Reproduce the records below exactly; the images should not appear.
• • • • • • •
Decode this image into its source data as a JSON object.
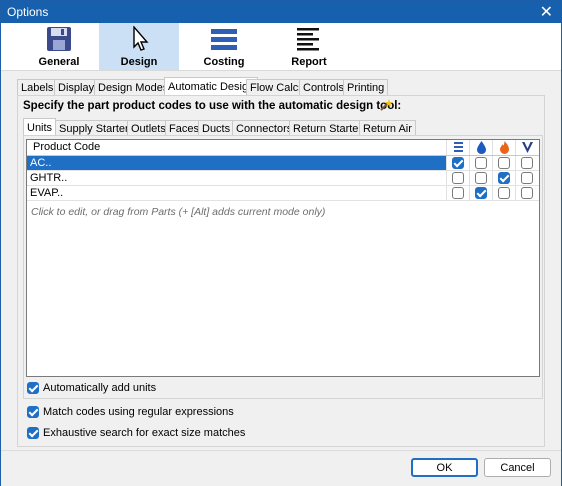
{
  "window": {
    "title": "Options"
  },
  "ribbon": {
    "buttons": [
      {
        "label": "General",
        "icon": "floppy-disk-icon"
      },
      {
        "label": "Design",
        "icon": "cursor-arrow-icon",
        "active": true
      },
      {
        "label": "Costing",
        "icon": "stacked-bars-icon"
      },
      {
        "label": "Report",
        "icon": "text-lines-icon"
      }
    ]
  },
  "tabs": [
    "Labels",
    "Display",
    "Design Modes",
    "Automatic Design",
    "Flow Calcs",
    "Controls",
    "Printing"
  ],
  "active_tab": "Automatic Design",
  "section": {
    "heading": "Specify the part product codes to use with the automatic design tool:"
  },
  "subtabs": [
    "Units",
    "Supply Starters",
    "Outlets",
    "Faces",
    "Ducts",
    "Connectors",
    "Return Starters",
    "Return Air"
  ],
  "active_subtab": "Units",
  "grid": {
    "header": "Product Code",
    "column_icons": [
      "bars-icon",
      "water-drop-icon",
      "flame-icon",
      "v-logo-icon"
    ],
    "rows": [
      {
        "code": "AC..",
        "checks": [
          true,
          false,
          false,
          false
        ],
        "selected": true
      },
      {
        "code": "GHTR..",
        "checks": [
          false,
          false,
          true,
          false
        ]
      },
      {
        "code": "EVAP..",
        "checks": [
          false,
          true,
          false,
          false
        ]
      }
    ],
    "hint": "Click to edit, or drag from Parts (+ [Alt] adds current mode only)"
  },
  "options": {
    "auto_add_units": {
      "label": "Automatically add units",
      "checked": true
    },
    "match_regex": {
      "label": "Match codes using regular expressions",
      "checked": true
    },
    "exhaustive": {
      "label": "Exhaustive search for exact size matches",
      "checked": true
    }
  },
  "buttons": {
    "ok": "OK",
    "cancel": "Cancel"
  },
  "colors": {
    "accent": "#1f6fc5",
    "titlebar": "#1760ad",
    "ribbon_active": "#cce0f5"
  }
}
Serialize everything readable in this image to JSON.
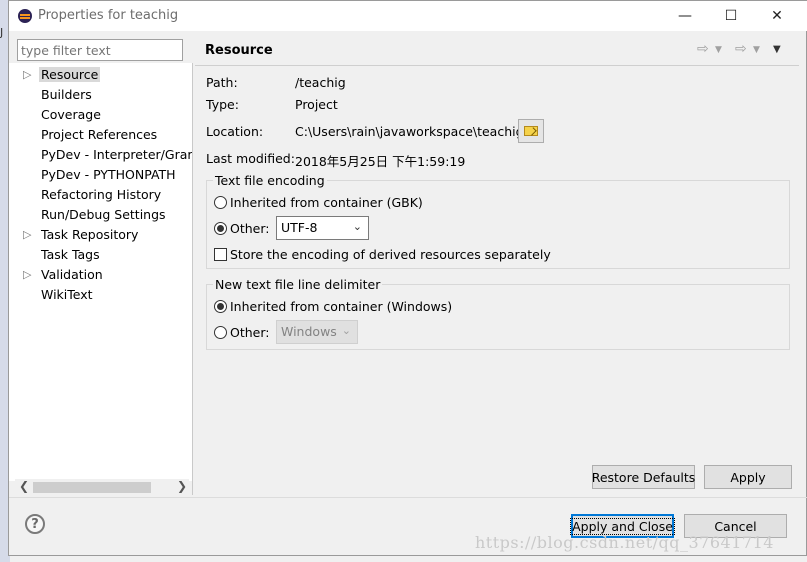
{
  "background": {
    "left_char": "J"
  },
  "window": {
    "title": "Properties for teachig",
    "controls": {
      "minimize": "—",
      "maximize": "☐",
      "close": "✕"
    }
  },
  "filter": {
    "placeholder": "type filter text"
  },
  "tree": {
    "items": [
      {
        "label": "Resource",
        "expandable": true,
        "selected": true
      },
      {
        "label": "Builders",
        "expandable": false
      },
      {
        "label": "Coverage",
        "expandable": false
      },
      {
        "label": "Project References",
        "expandable": false
      },
      {
        "label": "PyDev - Interpreter/Grar",
        "expandable": false
      },
      {
        "label": "PyDev - PYTHONPATH",
        "expandable": false
      },
      {
        "label": "Refactoring History",
        "expandable": false
      },
      {
        "label": "Run/Debug Settings",
        "expandable": false
      },
      {
        "label": "Task Repository",
        "expandable": true
      },
      {
        "label": "Task Tags",
        "expandable": false
      },
      {
        "label": "Validation",
        "expandable": true
      },
      {
        "label": "WikiText",
        "expandable": false
      }
    ]
  },
  "page": {
    "title": "Resource",
    "properties": {
      "path_label": "Path:",
      "path_value": "/teachig",
      "type_label": "Type:",
      "type_value": "Project",
      "location_label": "Location:",
      "location_value": "C:\\Users\\rain\\javaworkspace\\teachig",
      "modified_label": "Last modified:",
      "modified_value": "2018年5月25日 下午1:59:19"
    },
    "encoding": {
      "group_title": "Text file encoding",
      "inherited_label": "Inherited from container (GBK)",
      "other_label": "Other:",
      "other_value": "UTF-8",
      "selected": "other",
      "store_separately_label": "Store the encoding of derived resources separately",
      "store_separately_checked": false
    },
    "delimiter": {
      "group_title": "New text file line delimiter",
      "inherited_label": "Inherited from container (Windows)",
      "other_label": "Other:",
      "other_value": "Windows",
      "selected": "inherited"
    },
    "restore_defaults_label": "Restore Defaults",
    "apply_label": "Apply"
  },
  "footer": {
    "help_label": "?",
    "apply_close_label": "Apply and Close",
    "cancel_label": "Cancel"
  },
  "watermark": "https://blog.csdn.net/qq_37641714"
}
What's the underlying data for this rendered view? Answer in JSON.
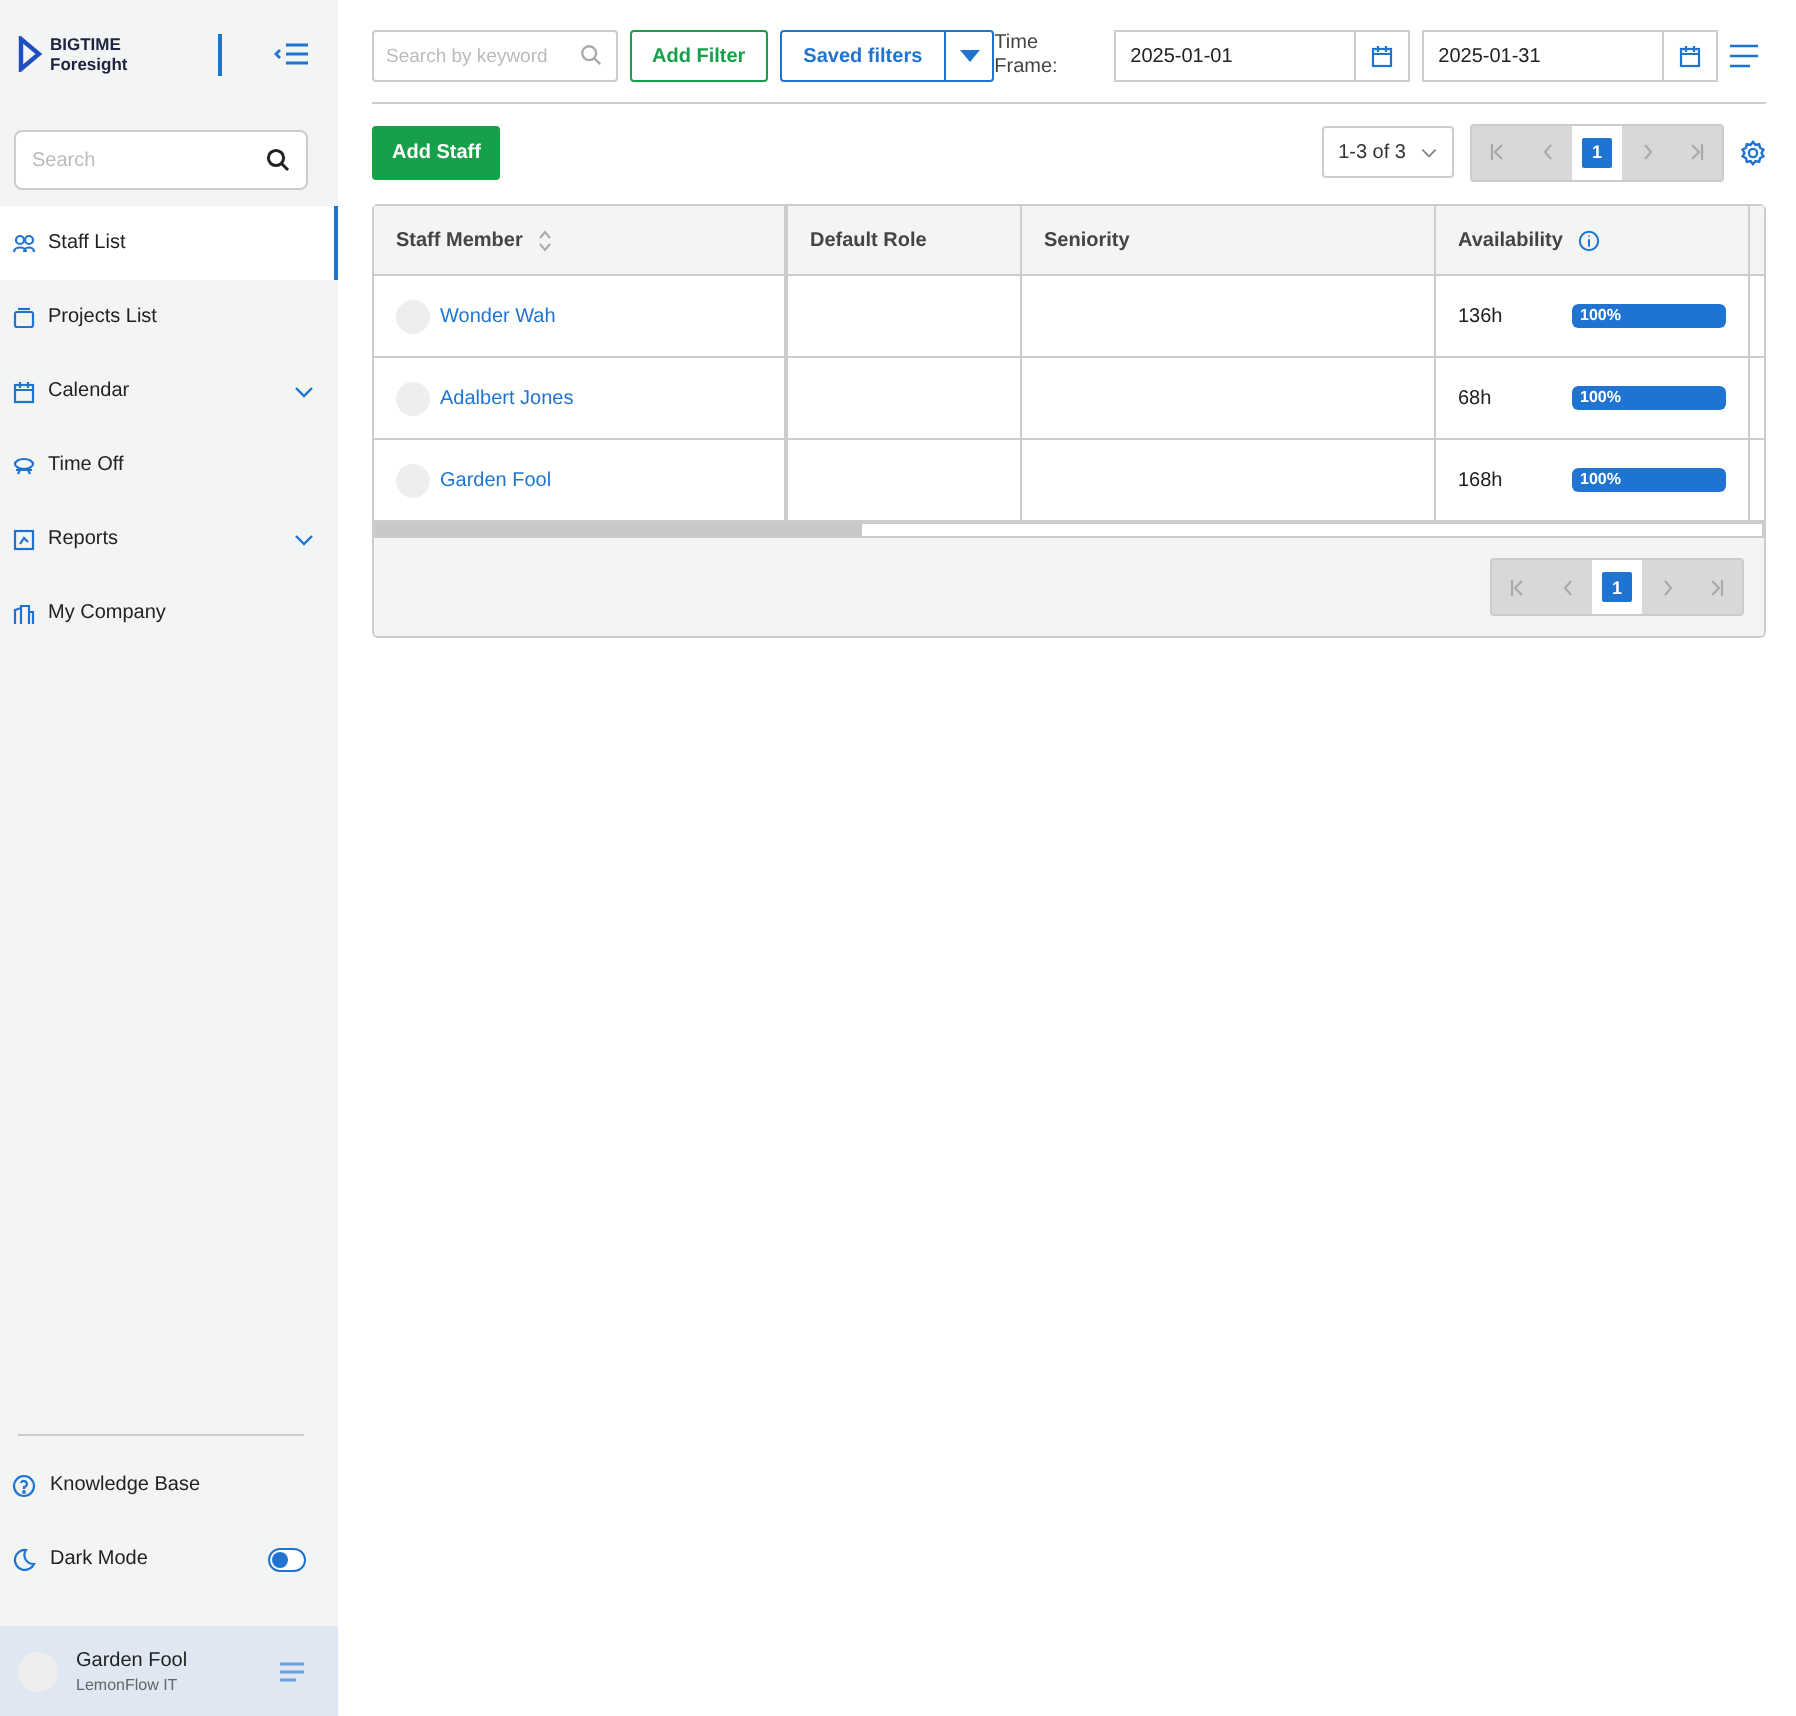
{
  "brand": {
    "line1": "BIGTIME",
    "line2": "Foresight"
  },
  "sidebar": {
    "search": {
      "placeholder": "Search"
    },
    "items": [
      {
        "label": "Staff List",
        "selected": true,
        "expandable": false
      },
      {
        "label": "Projects List",
        "selected": false,
        "expandable": false
      },
      {
        "label": "Calendar",
        "selected": false,
        "expandable": true
      },
      {
        "label": "Time Off",
        "selected": false,
        "expandable": false
      },
      {
        "label": "Reports",
        "selected": false,
        "expandable": true
      },
      {
        "label": "My Company",
        "selected": false,
        "expandable": false
      }
    ],
    "footer_items": [
      {
        "label": "Knowledge Base",
        "kind": "link"
      },
      {
        "label": "Dark Mode",
        "kind": "toggle",
        "on": false
      }
    ],
    "user": {
      "name": "Garden Fool",
      "company": "LemonFlow IT"
    }
  },
  "toolbar": {
    "search": {
      "placeholder": "Search by keyword"
    },
    "add_filter": "Add Filter",
    "saved_filters": "Saved filters",
    "time_frame_label": "Time Frame:",
    "date_from": "2025-01-01",
    "date_to": "2025-01-31"
  },
  "actions": {
    "add_staff": "Add Staff",
    "page_size": "1-3 of 3",
    "page": "1"
  },
  "table": {
    "columns": [
      {
        "label": "Staff Member",
        "sortable": true,
        "info": false
      },
      {
        "label": "Default Role",
        "sortable": false,
        "info": false
      },
      {
        "label": "Seniority",
        "sortable": false,
        "info": false
      },
      {
        "label": "Availability",
        "sortable": false,
        "info": true
      }
    ],
    "rows": [
      {
        "name": "Wonder Wah",
        "hours": "136h",
        "level": 1,
        "percent": "100%"
      },
      {
        "name": "Adalbert Jones",
        "hours": "68h",
        "level": 1,
        "percent": "100%"
      },
      {
        "name": "Garden Fool",
        "hours": "168h",
        "level": 1,
        "percent": "100%"
      }
    ],
    "footer_page": "1"
  }
}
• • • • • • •
## Output below
Decode this image into its source data as a JSON object.
{
  "window": {
    "title": "Options"
  },
  "ribbon": {
    "buttons": [
      {
        "label": "General",
        "icon": "floppy-disk-icon"
      },
      {
        "label": "Design",
        "icon": "cursor-arrow-icon",
        "active": true
      },
      {
        "label": "Costing",
        "icon": "stacked-bars-icon"
      },
      {
        "label": "Report",
        "icon": "text-lines-icon"
      }
    ]
  },
  "tabs": [
    "Labels",
    "Display",
    "Design Modes",
    "Automatic Design",
    "Flow Calcs",
    "Controls",
    "Printing"
  ],
  "active_tab": "Automatic Design",
  "section": {
    "heading": "Specify the part product codes to use with the automatic design tool:"
  },
  "subtabs": [
    "Units",
    "Supply Starters",
    "Outlets",
    "Faces",
    "Ducts",
    "Connectors",
    "Return Starters",
    "Return Air"
  ],
  "active_subtab": "Units",
  "grid": {
    "header": "Product Code",
    "column_icons": [
      "bars-icon",
      "water-drop-icon",
      "flame-icon",
      "v-logo-icon"
    ],
    "rows": [
      {
        "code": "AC..",
        "checks": [
          true,
          false,
          false,
          false
        ],
        "selected": true
      },
      {
        "code": "GHTR..",
        "checks": [
          false,
          false,
          true,
          false
        ]
      },
      {
        "code": "EVAP..",
        "checks": [
          false,
          true,
          false,
          false
        ]
      }
    ],
    "hint": "Click to edit, or drag from Parts (+ [Alt] adds current mode only)"
  },
  "options": {
    "auto_add_units": {
      "label": "Automatically add units",
      "checked": true
    },
    "match_regex": {
      "label": "Match codes using regular expressions",
      "checked": true
    },
    "exhaustive": {
      "label": "Exhaustive search for exact size matches",
      "checked": true
    }
  },
  "buttons": {
    "ok": "OK",
    "cancel": "Cancel"
  },
  "colors": {
    "accent": "#1f6fc5",
    "titlebar": "#1760ad",
    "ribbon_active": "#cce0f5"
  }
}
Serialize everything readable in this image to JSON.
{
  "background": {
    "left_char": "J"
  },
  "window": {
    "title": "Properties for teachig",
    "controls": {
      "minimize": "—",
      "maximize": "☐",
      "close": "✕"
    }
  },
  "filter": {
    "placeholder": "type filter text"
  },
  "tree": {
    "items": [
      {
        "label": "Resource",
        "expandable": true,
        "selected": true
      },
      {
        "label": "Builders",
        "expandable": false
      },
      {
        "label": "Coverage",
        "expandable": false
      },
      {
        "label": "Project References",
        "expandable": false
      },
      {
        "label": "PyDev - Interpreter/Grar",
        "expandable": false
      },
      {
        "label": "PyDev - PYTHONPATH",
        "expandable": false
      },
      {
        "label": "Refactoring History",
        "expandable": false
      },
      {
        "label": "Run/Debug Settings",
        "expandable": false
      },
      {
        "label": "Task Repository",
        "expandable": true
      },
      {
        "label": "Task Tags",
        "expandable": false
      },
      {
        "label": "Validation",
        "expandable": true
      },
      {
        "label": "WikiText",
        "expandable": false
      }
    ]
  },
  "page": {
    "title": "Resource",
    "properties": {
      "path_label": "Path:",
      "path_value": "/teachig",
      "type_label": "Type:",
      "type_value": "Project",
      "location_label": "Location:",
      "location_value": "C:\\Users\\rain\\javaworkspace\\teachig",
      "modified_label": "Last modified:",
      "modified_value": "2018年5月25日 下午1:59:19"
    },
    "encoding": {
      "group_title": "Text file encoding",
      "inherited_label": "Inherited from container (GBK)",
      "other_label": "Other:",
      "other_value": "UTF-8",
      "selected": "other",
      "store_separately_label": "Store the encoding of derived resources separately",
      "store_separately_checked": false
    },
    "delimiter": {
      "group_title": "New text file line delimiter",
      "inherited_label": "Inherited from container (Windows)",
      "other_label": "Other:",
      "other_value": "Windows",
      "selected": "inherited"
    },
    "restore_defaults_label": "Restore Defaults",
    "apply_label": "Apply"
  },
  "footer": {
    "help_label": "?",
    "apply_close_label": "Apply and Close",
    "cancel_label": "Cancel"
  },
  "watermark": "https://blog.csdn.net/qq_37641714"
}
What's the underlying data for this rendered view? Answer in JSON.
{
  "brand": {
    "line1": "BIGTIME",
    "line2": "Foresight"
  },
  "sidebar": {
    "search": {
      "placeholder": "Search"
    },
    "items": [
      {
        "label": "Staff List",
        "selected": true,
        "expandable": false
      },
      {
        "label": "Projects List",
        "selected": false,
        "expandable": false
      },
      {
        "label": "Calendar",
        "selected": false,
        "expandable": true
      },
      {
        "label": "Time Off",
        "selected": false,
        "expandable": false
      },
      {
        "label": "Reports",
        "selected": false,
        "expandable": true
      },
      {
        "label": "My Company",
        "selected": false,
        "expandable": false
      }
    ],
    "footer_items": [
      {
        "label": "Knowledge Base",
        "kind": "link"
      },
      {
        "label": "Dark Mode",
        "kind": "toggle",
        "on": false
      }
    ],
    "user": {
      "name": "Garden Fool",
      "company": "LemonFlow IT"
    }
  },
  "toolbar": {
    "search": {
      "placeholder": "Search by keyword"
    },
    "add_filter": "Add Filter",
    "saved_filters": "Saved filters",
    "time_frame_label": "Time Frame:",
    "date_from": "2025-01-01",
    "date_to": "2025-01-31"
  },
  "actions": {
    "add_staff": "Add Staff",
    "page_size": "1-3 of 3",
    "page": "1"
  },
  "table": {
    "columns": [
      {
        "label": "Staff Member",
        "sortable": true,
        "info": false
      },
      {
        "label": "Default Role",
        "sortable": false,
        "info": false
      },
      {
        "label": "Seniority",
        "sortable": false,
        "info": false
      },
      {
        "label": "Availability",
        "sortable": false,
        "info": true
      }
    ],
    "rows": [
      {
        "name": "Wonder Wah",
        "hours": "136h",
        "level": 1,
        "percent": "100%"
      },
      {
        "name": "Adalbert Jones",
        "hours": "68h",
        "level": 1,
        "percent": "100%"
      },
      {
        "name": "Garden Fool",
        "hours": "168h",
        "level": 1,
        "percent": "100%"
      }
    ],
    "footer_page": "1"
  }
}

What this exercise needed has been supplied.